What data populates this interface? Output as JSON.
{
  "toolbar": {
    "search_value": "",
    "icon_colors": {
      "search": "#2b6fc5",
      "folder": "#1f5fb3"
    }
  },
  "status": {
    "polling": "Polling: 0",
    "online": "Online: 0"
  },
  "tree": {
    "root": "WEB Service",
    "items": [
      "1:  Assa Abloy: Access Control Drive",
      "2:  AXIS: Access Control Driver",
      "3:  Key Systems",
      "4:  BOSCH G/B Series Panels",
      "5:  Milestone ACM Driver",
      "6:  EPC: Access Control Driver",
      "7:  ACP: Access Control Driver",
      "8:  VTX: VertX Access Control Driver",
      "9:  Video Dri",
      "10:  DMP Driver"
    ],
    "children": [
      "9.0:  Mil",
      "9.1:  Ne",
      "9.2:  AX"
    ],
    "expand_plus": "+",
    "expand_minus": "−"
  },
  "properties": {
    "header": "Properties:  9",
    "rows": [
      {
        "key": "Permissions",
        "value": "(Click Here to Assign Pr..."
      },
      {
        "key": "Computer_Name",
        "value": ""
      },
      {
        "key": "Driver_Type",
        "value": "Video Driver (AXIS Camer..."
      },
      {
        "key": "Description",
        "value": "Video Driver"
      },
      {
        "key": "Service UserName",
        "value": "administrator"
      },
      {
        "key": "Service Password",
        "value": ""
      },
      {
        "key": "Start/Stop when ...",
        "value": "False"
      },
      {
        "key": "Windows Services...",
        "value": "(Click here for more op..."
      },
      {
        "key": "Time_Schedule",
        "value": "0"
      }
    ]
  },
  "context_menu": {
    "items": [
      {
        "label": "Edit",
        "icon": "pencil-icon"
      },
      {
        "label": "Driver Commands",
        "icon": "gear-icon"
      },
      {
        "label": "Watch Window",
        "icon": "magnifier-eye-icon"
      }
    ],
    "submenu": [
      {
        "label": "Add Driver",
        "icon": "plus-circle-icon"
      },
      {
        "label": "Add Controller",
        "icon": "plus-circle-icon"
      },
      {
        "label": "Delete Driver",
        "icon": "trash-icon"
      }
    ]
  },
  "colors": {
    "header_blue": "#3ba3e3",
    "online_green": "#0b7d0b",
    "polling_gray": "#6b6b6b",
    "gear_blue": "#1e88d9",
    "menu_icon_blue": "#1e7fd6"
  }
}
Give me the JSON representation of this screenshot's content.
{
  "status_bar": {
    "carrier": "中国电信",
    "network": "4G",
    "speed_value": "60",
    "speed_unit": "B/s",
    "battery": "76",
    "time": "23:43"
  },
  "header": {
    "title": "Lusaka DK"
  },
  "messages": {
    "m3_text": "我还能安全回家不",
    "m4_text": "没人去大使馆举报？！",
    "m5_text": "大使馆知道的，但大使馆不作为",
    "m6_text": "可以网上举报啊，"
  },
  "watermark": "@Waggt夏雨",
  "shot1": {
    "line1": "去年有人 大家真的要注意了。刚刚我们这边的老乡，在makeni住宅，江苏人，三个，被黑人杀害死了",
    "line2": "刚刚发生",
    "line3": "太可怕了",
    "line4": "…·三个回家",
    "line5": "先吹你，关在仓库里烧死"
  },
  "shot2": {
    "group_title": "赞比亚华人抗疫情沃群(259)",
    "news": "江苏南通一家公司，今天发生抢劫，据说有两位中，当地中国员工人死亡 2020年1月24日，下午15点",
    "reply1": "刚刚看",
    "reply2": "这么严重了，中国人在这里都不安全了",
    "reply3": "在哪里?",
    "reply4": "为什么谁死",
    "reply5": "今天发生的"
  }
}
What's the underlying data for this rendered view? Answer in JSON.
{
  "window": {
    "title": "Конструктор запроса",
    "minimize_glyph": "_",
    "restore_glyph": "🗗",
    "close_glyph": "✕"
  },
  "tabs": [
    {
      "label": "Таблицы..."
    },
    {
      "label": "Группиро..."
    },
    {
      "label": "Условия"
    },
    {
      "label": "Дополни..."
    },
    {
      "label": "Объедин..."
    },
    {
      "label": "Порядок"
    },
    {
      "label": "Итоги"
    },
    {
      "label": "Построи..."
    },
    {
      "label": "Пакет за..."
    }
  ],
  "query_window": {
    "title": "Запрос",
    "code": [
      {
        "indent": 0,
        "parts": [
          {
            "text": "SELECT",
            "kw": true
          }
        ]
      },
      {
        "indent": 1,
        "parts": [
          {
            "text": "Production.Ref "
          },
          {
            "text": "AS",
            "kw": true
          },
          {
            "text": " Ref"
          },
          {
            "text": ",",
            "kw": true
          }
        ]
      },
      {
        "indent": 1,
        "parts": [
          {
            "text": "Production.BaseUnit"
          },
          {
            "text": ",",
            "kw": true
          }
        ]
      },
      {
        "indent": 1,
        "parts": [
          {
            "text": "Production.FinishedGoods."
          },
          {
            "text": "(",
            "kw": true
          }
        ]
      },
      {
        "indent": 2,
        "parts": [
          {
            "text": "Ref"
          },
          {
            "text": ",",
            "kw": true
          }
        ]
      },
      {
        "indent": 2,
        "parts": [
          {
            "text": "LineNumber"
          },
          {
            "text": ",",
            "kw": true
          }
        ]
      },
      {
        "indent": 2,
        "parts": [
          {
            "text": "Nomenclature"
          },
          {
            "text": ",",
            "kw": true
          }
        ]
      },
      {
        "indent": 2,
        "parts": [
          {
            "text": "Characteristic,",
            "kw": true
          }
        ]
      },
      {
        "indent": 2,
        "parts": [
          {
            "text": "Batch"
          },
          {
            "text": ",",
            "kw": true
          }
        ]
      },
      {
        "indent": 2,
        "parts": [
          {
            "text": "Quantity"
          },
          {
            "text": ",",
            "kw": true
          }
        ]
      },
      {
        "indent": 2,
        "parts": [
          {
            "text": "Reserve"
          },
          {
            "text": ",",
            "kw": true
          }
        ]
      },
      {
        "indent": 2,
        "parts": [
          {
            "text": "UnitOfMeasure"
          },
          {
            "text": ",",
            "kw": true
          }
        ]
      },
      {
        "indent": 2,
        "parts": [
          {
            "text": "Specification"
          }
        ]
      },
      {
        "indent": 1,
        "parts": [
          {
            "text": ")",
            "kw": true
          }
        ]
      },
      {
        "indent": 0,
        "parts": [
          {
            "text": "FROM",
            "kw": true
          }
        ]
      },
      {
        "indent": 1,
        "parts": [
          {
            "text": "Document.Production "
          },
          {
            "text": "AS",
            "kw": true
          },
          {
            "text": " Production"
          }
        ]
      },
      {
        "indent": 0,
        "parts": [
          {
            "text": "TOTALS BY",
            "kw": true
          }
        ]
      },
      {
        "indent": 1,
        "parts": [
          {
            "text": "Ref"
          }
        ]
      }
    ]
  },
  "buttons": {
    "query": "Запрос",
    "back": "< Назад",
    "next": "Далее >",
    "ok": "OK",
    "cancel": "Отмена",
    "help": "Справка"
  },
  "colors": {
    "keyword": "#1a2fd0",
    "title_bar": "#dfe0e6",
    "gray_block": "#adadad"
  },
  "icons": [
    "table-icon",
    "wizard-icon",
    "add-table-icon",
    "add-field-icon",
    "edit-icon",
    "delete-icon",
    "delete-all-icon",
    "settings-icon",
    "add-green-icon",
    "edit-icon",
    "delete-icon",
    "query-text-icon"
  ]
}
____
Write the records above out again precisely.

• **Response area**
What data populates this interface? Output as JSON.
{
  "toolbar": {
    "search_value": "",
    "icon_colors": {
      "search": "#2b6fc5",
      "folder": "#1f5fb3"
    }
  },
  "status": {
    "polling": "Polling: 0",
    "online": "Online: 0"
  },
  "tree": {
    "root": "WEB Service",
    "items": [
      "1:  Assa Abloy: Access Control Drive",
      "2:  AXIS: Access Control Driver",
      "3:  Key Systems",
      "4:  BOSCH G/B Series Panels",
      "5:  Milestone ACM Driver",
      "6:  EPC: Access Control Driver",
      "7:  ACP: Access Control Driver",
      "8:  VTX: VertX Access Control Driver",
      "9:  Video Dri",
      "10:  DMP Driver"
    ],
    "children": [
      "9.0:  Mil",
      "9.1:  Ne",
      "9.2:  AX"
    ],
    "expand_plus": "+",
    "expand_minus": "−"
  },
  "properties": {
    "header": "Properties:  9",
    "rows": [
      {
        "key": "Permissions",
        "value": "(Click Here to Assign Pr..."
      },
      {
        "key": "Computer_Name",
        "value": ""
      },
      {
        "key": "Driver_Type",
        "value": "Video Driver (AXIS Camer..."
      },
      {
        "key": "Description",
        "value": "Video Driver"
      },
      {
        "key": "Service UserName",
        "value": "administrator"
      },
      {
        "key": "Service Password",
        "value": ""
      },
      {
        "key": "Start/Stop when ...",
        "value": "False"
      },
      {
        "key": "Windows Services...",
        "value": "(Click here for more op..."
      },
      {
        "key": "Time_Schedule",
        "value": "0"
      }
    ]
  },
  "context_menu": {
    "items": [
      {
        "label": "Edit",
        "icon": "pencil-icon"
      },
      {
        "label": "Driver Commands",
        "icon": "gear-icon"
      },
      {
        "label": "Watch Window",
        "icon": "magnifier-eye-icon"
      }
    ],
    "submenu": [
      {
        "label": "Add Driver",
        "icon": "plus-circle-icon"
      },
      {
        "label": "Add Controller",
        "icon": "plus-circle-icon"
      },
      {
        "label": "Delete Driver",
        "icon": "trash-icon"
      }
    ]
  },
  "colors": {
    "header_blue": "#3ba3e3",
    "online_green": "#0b7d0b",
    "polling_gray": "#6b6b6b",
    "gear_blue": "#1e88d9",
    "menu_icon_blue": "#1e7fd6"
  }
}
Give me the JSON representation of this screenshot's content.
{
  "status_bar": {
    "carrier": "中国电信",
    "network": "4G",
    "speed_value": "60",
    "speed_unit": "B/s",
    "battery": "76",
    "time": "23:43"
  },
  "header": {
    "title": "Lusaka DK"
  },
  "messages": {
    "m3_text": "我还能安全回家不",
    "m4_text": "没人去大使馆举报？！",
    "m5_text": "大使馆知道的，但大使馆不作为",
    "m6_text": "可以网上举报啊，"
  },
  "watermark": "@Waggt夏雨",
  "shot1": {
    "line1": "去年有人 大家真的要注意了。刚刚我们这边的老乡，在makeni住宅，江苏人，三个，被黑人杀害死了",
    "line2": "刚刚发生",
    "line3": "太可怕了",
    "line4": "…·三个回家",
    "line5": "先吹你，关在仓库里烧死"
  },
  "shot2": {
    "group_title": "赞比亚华人抗疫情沃群(259)",
    "news": "江苏南通一家公司，今天发生抢劫，据说有两位中，当地中国员工人死亡 2020年1月24日，下午15点",
    "reply1": "刚刚看",
    "reply2": "这么严重了，中国人在这里都不安全了",
    "reply3": "在哪里?",
    "reply4": "为什么谁死",
    "reply5": "今天发生的"
  }
}
What's the underlying data for this rendered view? Answer in JSON.
{
  "window": {
    "title": "Конструктор запроса",
    "minimize_glyph": "_",
    "restore_glyph": "🗗",
    "close_glyph": "✕"
  },
  "tabs": [
    {
      "label": "Таблицы..."
    },
    {
      "label": "Группиро..."
    },
    {
      "label": "Условия"
    },
    {
      "label": "Дополни..."
    },
    {
      "label": "Объедин..."
    },
    {
      "label": "Порядок"
    },
    {
      "label": "Итоги"
    },
    {
      "label": "Построи..."
    },
    {
      "label": "Пакет за..."
    }
  ],
  "query_window": {
    "title": "Запрос",
    "code": [
      {
        "indent": 0,
        "parts": [
          {
            "text": "SELECT",
            "kw": true
          }
        ]
      },
      {
        "indent": 1,
        "parts": [
          {
            "text": "Production.Ref "
          },
          {
            "text": "AS",
            "kw": true
          },
          {
            "text": " Ref"
          },
          {
            "text": ",",
            "kw": true
          }
        ]
      },
      {
        "indent": 1,
        "parts": [
          {
            "text": "Production.BaseUnit"
          },
          {
            "text": ",",
            "kw": true
          }
        ]
      },
      {
        "indent": 1,
        "parts": [
          {
            "text": "Production.FinishedGoods."
          },
          {
            "text": "(",
            "kw": true
          }
        ]
      },
      {
        "indent": 2,
        "parts": [
          {
            "text": "Ref"
          },
          {
            "text": ",",
            "kw": true
          }
        ]
      },
      {
        "indent": 2,
        "parts": [
          {
            "text": "LineNumber"
          },
          {
            "text": ",",
            "kw": true
          }
        ]
      },
      {
        "indent": 2,
        "parts": [
          {
            "text": "Nomenclature"
          },
          {
            "text": ",",
            "kw": true
          }
        ]
      },
      {
        "indent": 2,
        "parts": [
          {
            "text": "Characteristic,",
            "kw": true
          }
        ]
      },
      {
        "indent": 2,
        "parts": [
          {
            "text": "Batch"
          },
          {
            "text": ",",
            "kw": true
          }
        ]
      },
      {
        "indent": 2,
        "parts": [
          {
            "text": "Quantity"
          },
          {
            "text": ",",
            "kw": true
          }
        ]
      },
      {
        "indent": 2,
        "parts": [
          {
            "text": "Reserve"
          },
          {
            "text": ",",
            "kw": true
          }
        ]
      },
      {
        "indent": 2,
        "parts": [
          {
            "text": "UnitOfMeasure"
          },
          {
            "text": ",",
            "kw": true
          }
        ]
      },
      {
        "indent": 2,
        "parts": [
          {
            "text": "Specification"
          }
        ]
      },
      {
        "indent": 1,
        "parts": [
          {
            "text": ")",
            "kw": true
          }
        ]
      },
      {
        "indent": 0,
        "parts": [
          {
            "text": "FROM",
            "kw": true
          }
        ]
      },
      {
        "indent": 1,
        "parts": [
          {
            "text": "Document.Production "
          },
          {
            "text": "AS",
            "kw": true
          },
          {
            "text": " Production"
          }
        ]
      },
      {
        "indent": 0,
        "parts": [
          {
            "text": "TOTALS BY",
            "kw": true
          }
        ]
      },
      {
        "indent": 1,
        "parts": [
          {
            "text": "Ref"
          }
        ]
      }
    ]
  },
  "buttons": {
    "query": "Запрос",
    "back": "< Назад",
    "next": "Далее >",
    "ok": "OK",
    "cancel": "Отмена",
    "help": "Справка"
  },
  "colors": {
    "keyword": "#1a2fd0",
    "title_bar": "#dfe0e6",
    "gray_block": "#adadad"
  },
  "icons": [
    "table-icon",
    "wizard-icon",
    "add-table-icon",
    "add-field-icon",
    "edit-icon",
    "delete-icon",
    "delete-all-icon",
    "settings-icon",
    "add-green-icon",
    "edit-icon",
    "delete-icon",
    "query-text-icon"
  ]
}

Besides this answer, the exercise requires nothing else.